A press release from the 11th MEF said that a routine patrol in Najaf got into a firefight after being attacked by AK-47 fire, rocket propelled grenades and mortars. It was not immediately clear whether the patrol unwittingly passed by a house that al-Sadr was visiting, thus sparking a confrontation.

Al Shabani put the Iraqi casualties at one dead and six wounded. The Marines said they'd killed two Iraqi insurgents.

The 11th MEF took over responsibility for Najaf only two days ago. Al-Sadr lives in nearby Kufa, but reportedly was at the Najaf home of his late father—one of the nation's most revered Shiite clerics who was executed by Saddam Hussein—when the battle broke out.

Whatever the cause of the confrontation, it highlights the delicacy of U.S. patrols in areas such as Najaf and Sadr City in Baghdad where al-Sadr's men have effectively taken control. Controlling al-Sadr, and navigating the space between his forces and the Americans, may well be one of the interim Iraqi governments toughest tasks.

As news circulated of the confrontation in Najaf, pro-al-Sadr demonstrations broke out in at least two Baghdad neighborhoods.

An Iraqi court issued an arrest warrant for al-Sadr in connection with the murder of a rival cleric last year, but the current Iraqi administration, which took over from the American-led Coalition Provisional Authority just over a month ago, has shown little interest in pursuing al-Sadr.

The release from the 11th MEF noted that "Marines were patrolling in areas of the city authorized under the cease-fire agreement" reached between al-Sadr and local officials in June. The patrol had passed by a maternity hospital that is reportedly near the house al-Sadr was visiting.

"The Americans are the ones who have broken the truce," said al Shabani, al-Sadr's spokesman in Najaf. Al Shabani said, however, that al-Sadr has not order his Mahdi Army militia to attack American troops.

Al Shabani said that al-Sadr's house was surrounded by American Humvees and armored vehicles Monday night, with helicopters patrolling overhead.

News of the Najaf situation was read over loudspeakers in the Baghdad Shiite neighborhood of Kadhamiya, where a pro-al-Sadr protest broke out, witnesses said. Later in the evening, the streets of Sadr City, an al-Sadr stronghold in Baghdad, were filled with cars and trucks carrying Mahdi members who brandished AK-47s, RPGs and even swords.

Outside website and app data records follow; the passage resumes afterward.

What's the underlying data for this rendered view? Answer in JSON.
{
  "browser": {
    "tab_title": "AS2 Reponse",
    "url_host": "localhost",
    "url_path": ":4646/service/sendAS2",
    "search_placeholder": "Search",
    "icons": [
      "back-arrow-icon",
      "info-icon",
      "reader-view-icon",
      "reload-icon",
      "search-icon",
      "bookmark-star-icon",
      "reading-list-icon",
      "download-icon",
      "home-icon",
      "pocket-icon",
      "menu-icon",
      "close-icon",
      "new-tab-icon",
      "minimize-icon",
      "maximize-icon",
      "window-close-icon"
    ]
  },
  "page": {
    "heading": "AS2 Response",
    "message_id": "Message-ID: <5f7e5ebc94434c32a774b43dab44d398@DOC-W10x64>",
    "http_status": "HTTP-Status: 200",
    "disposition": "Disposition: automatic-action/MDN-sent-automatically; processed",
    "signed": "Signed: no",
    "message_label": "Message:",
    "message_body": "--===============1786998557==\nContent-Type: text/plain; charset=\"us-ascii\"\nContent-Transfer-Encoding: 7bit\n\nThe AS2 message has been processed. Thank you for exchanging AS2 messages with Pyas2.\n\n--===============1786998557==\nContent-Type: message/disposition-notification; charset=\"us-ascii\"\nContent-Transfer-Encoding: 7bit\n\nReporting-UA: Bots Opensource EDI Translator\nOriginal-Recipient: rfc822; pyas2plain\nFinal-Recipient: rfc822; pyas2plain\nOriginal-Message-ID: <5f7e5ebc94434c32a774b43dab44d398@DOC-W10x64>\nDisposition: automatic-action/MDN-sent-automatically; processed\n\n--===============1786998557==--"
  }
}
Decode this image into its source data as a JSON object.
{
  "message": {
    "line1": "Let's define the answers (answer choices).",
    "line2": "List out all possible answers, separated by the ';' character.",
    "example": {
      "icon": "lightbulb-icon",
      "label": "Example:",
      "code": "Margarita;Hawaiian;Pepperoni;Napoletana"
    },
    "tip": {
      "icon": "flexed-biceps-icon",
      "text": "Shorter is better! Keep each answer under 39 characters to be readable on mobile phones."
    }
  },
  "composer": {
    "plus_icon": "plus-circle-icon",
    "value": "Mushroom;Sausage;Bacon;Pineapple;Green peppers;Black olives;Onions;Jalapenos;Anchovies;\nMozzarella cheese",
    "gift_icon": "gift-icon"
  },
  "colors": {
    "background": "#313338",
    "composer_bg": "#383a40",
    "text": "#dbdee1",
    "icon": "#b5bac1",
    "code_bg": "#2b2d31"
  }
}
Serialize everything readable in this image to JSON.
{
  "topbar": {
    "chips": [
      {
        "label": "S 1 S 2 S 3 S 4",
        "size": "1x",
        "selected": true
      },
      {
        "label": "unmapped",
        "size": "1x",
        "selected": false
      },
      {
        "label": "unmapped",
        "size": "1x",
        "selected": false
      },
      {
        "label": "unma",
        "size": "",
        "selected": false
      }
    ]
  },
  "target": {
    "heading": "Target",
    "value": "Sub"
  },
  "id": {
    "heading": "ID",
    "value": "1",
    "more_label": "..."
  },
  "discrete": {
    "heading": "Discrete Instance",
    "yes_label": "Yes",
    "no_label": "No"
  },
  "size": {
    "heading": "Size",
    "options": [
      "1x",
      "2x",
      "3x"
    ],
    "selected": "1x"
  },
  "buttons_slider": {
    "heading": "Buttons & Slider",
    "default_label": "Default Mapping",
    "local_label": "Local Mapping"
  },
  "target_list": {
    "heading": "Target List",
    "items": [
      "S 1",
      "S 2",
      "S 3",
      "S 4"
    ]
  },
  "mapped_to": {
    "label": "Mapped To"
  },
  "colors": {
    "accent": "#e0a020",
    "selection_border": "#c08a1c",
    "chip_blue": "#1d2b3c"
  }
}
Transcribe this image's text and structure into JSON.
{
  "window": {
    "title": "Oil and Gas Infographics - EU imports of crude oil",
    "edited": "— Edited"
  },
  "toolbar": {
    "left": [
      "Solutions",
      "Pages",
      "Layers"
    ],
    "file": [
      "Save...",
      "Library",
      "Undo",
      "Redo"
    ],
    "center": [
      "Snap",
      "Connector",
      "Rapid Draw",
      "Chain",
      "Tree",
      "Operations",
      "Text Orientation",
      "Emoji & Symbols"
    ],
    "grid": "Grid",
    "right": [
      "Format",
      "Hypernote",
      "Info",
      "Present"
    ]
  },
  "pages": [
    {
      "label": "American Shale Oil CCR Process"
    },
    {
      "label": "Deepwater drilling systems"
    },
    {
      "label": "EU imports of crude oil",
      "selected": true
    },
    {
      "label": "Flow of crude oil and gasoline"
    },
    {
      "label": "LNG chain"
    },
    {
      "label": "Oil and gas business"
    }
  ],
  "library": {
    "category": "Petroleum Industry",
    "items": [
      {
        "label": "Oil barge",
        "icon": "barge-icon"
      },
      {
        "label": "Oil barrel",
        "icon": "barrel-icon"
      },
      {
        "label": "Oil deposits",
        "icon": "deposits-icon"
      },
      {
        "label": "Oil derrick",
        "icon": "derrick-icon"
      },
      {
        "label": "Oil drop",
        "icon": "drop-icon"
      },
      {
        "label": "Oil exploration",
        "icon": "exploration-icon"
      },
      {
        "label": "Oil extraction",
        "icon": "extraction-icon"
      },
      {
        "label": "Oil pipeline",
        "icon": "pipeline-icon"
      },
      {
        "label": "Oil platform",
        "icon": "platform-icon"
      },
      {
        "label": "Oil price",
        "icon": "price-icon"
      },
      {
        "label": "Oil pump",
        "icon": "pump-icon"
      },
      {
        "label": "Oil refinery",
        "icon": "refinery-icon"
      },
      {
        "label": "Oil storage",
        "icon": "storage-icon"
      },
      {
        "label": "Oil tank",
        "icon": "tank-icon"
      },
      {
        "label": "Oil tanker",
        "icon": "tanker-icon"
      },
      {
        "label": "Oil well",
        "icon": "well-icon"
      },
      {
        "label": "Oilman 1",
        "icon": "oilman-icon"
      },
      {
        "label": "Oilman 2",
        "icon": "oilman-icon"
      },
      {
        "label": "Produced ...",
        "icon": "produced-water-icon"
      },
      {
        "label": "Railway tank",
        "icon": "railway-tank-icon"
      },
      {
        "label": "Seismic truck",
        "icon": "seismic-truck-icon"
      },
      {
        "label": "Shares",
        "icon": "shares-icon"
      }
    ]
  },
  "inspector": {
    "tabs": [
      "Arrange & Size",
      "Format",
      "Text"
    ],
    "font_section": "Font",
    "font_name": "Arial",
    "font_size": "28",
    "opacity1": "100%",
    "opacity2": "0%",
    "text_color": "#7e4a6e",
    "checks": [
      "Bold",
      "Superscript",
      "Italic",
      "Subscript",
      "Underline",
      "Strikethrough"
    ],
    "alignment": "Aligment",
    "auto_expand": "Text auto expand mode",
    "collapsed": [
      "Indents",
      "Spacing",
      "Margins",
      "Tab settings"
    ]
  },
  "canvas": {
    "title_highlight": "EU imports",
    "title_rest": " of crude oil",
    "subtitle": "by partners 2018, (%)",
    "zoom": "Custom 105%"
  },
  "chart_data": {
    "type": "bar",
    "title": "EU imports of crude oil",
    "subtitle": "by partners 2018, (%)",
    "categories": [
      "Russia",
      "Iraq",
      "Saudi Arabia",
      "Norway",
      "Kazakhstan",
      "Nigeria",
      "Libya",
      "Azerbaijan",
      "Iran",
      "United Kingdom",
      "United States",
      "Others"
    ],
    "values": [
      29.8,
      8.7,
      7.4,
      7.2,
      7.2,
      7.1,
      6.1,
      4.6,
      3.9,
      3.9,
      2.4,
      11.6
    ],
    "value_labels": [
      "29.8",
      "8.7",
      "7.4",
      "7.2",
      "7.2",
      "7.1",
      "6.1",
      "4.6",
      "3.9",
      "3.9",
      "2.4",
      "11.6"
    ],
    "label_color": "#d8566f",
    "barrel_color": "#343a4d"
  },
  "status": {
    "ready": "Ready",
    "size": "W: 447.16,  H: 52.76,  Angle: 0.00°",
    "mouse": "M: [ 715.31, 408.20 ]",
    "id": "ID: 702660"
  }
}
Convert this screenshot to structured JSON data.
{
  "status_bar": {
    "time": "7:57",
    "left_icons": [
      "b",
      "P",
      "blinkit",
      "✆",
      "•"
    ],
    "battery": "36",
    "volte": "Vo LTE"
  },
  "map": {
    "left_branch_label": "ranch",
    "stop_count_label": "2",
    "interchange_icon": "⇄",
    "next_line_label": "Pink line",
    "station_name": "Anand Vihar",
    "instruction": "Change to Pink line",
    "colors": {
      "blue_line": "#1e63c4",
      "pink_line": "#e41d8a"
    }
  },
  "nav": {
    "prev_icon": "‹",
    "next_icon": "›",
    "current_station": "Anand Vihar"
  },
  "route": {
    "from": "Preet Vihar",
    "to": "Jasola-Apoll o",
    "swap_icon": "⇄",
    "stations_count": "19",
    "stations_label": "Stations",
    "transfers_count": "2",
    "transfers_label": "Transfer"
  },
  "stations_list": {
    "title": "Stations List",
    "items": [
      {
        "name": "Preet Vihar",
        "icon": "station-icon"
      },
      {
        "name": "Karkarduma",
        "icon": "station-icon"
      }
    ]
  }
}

The men said they were awaiting orders to drive south to Najaf, but at about 11:30 p.m., the word began to pass around that the fighters should go home, because it was not clear whether al-Sadr was still surrounded.

Al-Sadr's Mahdi Army rebelled against the American presence in Iraq in April after the CPA ordered an al-Sadr newspaper closed and a key aide arrested. Hundreds of Iraqis were killed in the ensuing fighting.

At the time, U.S. officials said that they would arrest or kill al-Sadr—a threat that seems to have faded in the weeks since the CPA surrendered authority to an interim Iraqi government amid suggestions that al-Sadr was welcomed to join the political process.

But al-Sadr complained to worshippers at Friday prayers in Kufa that several of his movement's leaders remain in jail, and he called for their release "or we are free to act."

Saturday, U.S. soldiers arrested the head of al-Sadr's office in nearby Karbala, a move that prompted Raad al Kadhami, an al-Sadr spokesman in Baghdad, to say that Americans troops were behaving "in a barbaric way."

Asked what the repercussions might be, al Kadhami said, "We're all awaiting al-Sadr's directions."


(c) 2004, Knight Ridder/Tribune Information Services.